Stanford Encyclopedia of Philosophy
Informal logic is an attempt to develop a logic that can assess and analyze the arguments that occur in natural language (“everyday,” “ordinary language”) discourse. Discussions in the field may address instances of scientific, legal, and other technical forms of reasoning (and notions like the distinction between science and pseudo-science), but the overriding aim has been a comprehensive account of argument that can explain and evaluate the arguments found in discussion, debate and disagreement as they manifest themselves in daily life — in social and political commentary; in news reports and editorials in the mass media (in newspapers, magazines, television, the World Wide Web, twitter, etc.); in advertising and corporate and governmental communications; and in personal exchange.

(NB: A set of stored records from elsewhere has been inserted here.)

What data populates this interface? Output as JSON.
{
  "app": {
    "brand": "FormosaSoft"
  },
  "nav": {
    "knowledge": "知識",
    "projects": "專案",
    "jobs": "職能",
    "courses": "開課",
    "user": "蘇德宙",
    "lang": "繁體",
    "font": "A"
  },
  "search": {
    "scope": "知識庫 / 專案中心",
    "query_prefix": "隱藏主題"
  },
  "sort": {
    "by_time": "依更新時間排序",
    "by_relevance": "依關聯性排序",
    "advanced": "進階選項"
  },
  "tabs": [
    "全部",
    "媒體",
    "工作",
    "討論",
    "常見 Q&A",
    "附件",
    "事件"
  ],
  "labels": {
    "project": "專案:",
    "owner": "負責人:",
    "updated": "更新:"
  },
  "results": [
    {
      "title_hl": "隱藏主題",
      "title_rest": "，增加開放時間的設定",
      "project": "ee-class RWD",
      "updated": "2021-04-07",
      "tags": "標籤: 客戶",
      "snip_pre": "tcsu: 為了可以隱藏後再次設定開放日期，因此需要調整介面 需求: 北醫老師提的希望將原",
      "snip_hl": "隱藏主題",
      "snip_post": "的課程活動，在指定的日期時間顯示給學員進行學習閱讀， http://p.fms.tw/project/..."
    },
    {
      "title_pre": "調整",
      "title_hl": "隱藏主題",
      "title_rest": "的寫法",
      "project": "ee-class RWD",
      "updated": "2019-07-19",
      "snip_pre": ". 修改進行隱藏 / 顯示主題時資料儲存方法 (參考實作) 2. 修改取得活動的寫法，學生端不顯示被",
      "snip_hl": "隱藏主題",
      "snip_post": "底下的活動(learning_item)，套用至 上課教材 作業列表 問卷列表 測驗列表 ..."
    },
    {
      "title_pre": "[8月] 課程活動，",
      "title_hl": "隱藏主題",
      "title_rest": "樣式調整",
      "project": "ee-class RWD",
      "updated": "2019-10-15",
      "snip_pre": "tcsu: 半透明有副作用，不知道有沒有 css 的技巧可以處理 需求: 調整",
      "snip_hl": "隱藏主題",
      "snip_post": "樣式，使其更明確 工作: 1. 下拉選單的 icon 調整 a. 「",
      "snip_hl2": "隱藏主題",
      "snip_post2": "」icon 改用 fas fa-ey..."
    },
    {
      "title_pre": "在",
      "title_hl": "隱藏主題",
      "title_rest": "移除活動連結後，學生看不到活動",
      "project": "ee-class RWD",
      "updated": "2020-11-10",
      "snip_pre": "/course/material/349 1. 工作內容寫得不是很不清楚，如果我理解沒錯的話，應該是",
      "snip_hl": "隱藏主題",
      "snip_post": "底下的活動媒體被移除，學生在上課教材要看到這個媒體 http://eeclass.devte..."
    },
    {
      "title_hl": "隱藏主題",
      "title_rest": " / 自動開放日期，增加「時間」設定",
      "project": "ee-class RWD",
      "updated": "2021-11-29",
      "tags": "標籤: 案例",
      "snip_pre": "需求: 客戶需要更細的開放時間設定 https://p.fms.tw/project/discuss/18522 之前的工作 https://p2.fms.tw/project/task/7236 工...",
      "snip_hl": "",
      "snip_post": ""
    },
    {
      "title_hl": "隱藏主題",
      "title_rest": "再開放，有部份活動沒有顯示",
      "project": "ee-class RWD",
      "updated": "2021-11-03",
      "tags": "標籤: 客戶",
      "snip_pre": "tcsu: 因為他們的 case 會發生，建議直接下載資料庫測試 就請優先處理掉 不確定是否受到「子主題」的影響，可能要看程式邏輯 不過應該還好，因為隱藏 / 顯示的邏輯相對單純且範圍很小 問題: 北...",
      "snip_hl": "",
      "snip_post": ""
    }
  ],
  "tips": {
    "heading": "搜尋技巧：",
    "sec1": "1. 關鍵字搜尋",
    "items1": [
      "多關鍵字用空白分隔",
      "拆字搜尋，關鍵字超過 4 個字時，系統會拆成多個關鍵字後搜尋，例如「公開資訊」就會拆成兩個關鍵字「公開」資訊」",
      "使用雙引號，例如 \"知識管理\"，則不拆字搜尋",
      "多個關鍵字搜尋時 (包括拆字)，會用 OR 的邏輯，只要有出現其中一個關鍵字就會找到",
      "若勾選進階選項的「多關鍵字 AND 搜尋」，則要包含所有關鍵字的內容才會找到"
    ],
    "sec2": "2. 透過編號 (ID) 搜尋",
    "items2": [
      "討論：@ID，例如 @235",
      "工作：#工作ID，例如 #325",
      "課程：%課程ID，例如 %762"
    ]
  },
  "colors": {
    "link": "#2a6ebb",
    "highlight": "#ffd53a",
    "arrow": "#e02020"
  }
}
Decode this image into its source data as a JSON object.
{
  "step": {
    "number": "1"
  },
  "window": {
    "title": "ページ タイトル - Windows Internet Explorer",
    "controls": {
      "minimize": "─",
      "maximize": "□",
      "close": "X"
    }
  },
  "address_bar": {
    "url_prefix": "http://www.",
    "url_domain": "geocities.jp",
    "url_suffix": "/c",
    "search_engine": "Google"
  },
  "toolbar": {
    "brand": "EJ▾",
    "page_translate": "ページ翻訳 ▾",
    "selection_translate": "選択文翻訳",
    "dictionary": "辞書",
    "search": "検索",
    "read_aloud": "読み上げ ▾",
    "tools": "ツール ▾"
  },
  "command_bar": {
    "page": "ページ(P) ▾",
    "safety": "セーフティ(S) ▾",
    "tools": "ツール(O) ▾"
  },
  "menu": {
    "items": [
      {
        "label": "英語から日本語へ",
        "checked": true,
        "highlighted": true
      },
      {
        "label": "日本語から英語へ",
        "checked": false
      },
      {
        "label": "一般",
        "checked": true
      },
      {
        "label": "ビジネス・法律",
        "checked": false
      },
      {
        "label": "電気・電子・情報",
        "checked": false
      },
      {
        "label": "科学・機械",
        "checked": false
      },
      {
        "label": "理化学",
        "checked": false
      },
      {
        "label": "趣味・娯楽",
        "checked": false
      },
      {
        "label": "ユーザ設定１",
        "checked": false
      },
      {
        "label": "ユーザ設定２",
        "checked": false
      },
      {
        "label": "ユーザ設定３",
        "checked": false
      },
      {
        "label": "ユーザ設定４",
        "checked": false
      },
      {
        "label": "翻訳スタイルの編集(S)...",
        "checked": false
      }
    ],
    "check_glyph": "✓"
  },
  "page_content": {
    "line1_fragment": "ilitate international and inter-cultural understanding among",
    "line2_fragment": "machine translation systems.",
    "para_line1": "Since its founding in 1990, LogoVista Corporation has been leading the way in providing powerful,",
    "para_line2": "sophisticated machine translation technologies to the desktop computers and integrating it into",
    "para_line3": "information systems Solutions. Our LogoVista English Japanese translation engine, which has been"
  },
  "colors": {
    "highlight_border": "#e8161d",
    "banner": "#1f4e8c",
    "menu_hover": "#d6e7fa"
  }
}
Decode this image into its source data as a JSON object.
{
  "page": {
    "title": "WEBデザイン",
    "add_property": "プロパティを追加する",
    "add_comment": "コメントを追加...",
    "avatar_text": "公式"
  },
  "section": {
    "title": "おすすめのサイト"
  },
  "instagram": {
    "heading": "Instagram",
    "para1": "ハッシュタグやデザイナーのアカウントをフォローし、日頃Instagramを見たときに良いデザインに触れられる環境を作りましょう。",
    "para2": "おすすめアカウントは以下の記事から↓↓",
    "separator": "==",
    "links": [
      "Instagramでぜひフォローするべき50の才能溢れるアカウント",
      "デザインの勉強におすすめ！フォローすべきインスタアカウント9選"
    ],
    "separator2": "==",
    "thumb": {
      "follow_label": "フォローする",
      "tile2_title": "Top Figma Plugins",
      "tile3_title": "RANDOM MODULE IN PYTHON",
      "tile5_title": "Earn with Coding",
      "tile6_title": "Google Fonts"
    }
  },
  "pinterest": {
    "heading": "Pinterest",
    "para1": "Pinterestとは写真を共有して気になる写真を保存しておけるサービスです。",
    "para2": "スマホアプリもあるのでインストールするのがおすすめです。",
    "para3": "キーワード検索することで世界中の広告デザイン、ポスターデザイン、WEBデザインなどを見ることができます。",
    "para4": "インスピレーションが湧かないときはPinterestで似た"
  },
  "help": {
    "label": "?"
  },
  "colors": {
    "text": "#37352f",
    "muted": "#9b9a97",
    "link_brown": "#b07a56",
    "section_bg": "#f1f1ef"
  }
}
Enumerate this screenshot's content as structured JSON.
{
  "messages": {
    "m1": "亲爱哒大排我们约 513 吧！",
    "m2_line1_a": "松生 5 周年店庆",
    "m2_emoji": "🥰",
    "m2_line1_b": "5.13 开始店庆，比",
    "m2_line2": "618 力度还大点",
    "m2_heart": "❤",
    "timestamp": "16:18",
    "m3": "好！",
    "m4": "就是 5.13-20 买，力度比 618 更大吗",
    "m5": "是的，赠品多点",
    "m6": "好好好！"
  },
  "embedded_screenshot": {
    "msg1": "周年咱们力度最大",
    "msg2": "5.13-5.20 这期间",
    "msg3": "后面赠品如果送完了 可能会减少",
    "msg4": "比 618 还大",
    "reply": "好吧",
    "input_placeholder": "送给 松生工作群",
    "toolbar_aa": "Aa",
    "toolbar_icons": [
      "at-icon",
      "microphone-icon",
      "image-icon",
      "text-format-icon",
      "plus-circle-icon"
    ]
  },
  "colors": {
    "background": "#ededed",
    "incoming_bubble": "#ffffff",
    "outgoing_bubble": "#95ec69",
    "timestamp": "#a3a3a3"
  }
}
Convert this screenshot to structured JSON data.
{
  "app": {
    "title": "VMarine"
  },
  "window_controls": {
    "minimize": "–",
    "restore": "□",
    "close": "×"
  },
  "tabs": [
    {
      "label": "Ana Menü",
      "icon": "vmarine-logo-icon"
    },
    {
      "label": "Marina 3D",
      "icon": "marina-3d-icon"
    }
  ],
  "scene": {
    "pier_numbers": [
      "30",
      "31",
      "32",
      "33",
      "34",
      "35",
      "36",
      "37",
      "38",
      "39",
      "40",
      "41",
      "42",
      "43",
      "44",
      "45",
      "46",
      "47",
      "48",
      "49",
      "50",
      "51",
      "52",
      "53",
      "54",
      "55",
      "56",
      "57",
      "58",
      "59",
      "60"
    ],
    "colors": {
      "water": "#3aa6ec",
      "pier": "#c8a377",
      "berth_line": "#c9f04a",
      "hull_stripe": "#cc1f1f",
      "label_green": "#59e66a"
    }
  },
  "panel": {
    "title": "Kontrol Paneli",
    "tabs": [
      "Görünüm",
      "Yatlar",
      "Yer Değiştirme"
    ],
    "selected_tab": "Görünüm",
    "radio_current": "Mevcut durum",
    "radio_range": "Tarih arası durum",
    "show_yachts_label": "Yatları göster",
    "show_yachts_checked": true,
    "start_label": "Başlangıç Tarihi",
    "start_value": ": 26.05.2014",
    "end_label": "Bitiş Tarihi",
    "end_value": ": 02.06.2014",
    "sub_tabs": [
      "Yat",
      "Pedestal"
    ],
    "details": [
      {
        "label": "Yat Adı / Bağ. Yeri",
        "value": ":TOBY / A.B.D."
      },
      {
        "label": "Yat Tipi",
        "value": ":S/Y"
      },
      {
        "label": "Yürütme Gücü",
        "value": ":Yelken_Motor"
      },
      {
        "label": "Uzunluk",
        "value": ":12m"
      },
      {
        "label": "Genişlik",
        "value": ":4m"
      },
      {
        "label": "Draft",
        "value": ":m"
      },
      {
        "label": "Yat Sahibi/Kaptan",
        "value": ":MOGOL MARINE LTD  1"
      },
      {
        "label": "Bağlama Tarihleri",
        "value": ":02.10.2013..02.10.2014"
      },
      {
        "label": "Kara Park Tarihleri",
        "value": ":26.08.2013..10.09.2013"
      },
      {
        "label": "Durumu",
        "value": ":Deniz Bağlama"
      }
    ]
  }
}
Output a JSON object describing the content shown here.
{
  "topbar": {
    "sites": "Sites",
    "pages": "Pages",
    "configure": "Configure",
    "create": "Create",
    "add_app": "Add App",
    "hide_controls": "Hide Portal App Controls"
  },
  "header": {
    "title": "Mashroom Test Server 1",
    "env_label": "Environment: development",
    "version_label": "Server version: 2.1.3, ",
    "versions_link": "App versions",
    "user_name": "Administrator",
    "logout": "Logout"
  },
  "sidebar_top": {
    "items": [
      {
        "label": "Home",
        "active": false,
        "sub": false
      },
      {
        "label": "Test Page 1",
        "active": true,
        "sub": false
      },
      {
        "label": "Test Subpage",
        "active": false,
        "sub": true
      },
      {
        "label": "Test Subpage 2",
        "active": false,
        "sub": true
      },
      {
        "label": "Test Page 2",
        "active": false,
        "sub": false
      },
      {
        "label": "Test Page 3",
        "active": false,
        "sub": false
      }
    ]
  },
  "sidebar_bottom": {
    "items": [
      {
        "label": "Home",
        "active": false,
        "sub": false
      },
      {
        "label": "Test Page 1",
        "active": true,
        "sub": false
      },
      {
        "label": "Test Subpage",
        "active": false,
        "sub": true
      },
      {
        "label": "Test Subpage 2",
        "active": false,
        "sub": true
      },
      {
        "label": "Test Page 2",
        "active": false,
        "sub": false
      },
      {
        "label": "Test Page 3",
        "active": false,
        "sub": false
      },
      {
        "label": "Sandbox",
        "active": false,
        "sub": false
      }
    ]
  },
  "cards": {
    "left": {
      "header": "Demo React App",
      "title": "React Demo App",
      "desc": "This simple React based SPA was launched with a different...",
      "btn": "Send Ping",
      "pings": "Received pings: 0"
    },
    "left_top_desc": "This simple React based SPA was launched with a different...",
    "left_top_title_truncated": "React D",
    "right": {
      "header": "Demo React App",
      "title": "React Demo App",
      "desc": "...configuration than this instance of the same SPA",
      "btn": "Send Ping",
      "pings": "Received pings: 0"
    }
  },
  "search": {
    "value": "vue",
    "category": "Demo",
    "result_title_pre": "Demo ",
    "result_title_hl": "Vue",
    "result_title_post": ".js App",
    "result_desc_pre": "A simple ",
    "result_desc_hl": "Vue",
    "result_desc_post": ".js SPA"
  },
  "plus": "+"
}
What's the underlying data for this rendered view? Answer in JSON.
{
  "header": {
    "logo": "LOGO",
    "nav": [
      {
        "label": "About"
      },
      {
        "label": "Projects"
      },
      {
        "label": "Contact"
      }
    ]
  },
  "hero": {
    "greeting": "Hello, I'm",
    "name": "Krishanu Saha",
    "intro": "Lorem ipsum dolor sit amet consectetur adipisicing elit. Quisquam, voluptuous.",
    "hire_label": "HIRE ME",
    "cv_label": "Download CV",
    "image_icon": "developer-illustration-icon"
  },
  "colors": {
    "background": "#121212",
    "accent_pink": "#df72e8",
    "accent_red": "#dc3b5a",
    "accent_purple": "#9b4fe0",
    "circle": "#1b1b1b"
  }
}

Groarke, Leo. (1996). Informal Logic. Stanford Encyclopedia of Philosophy.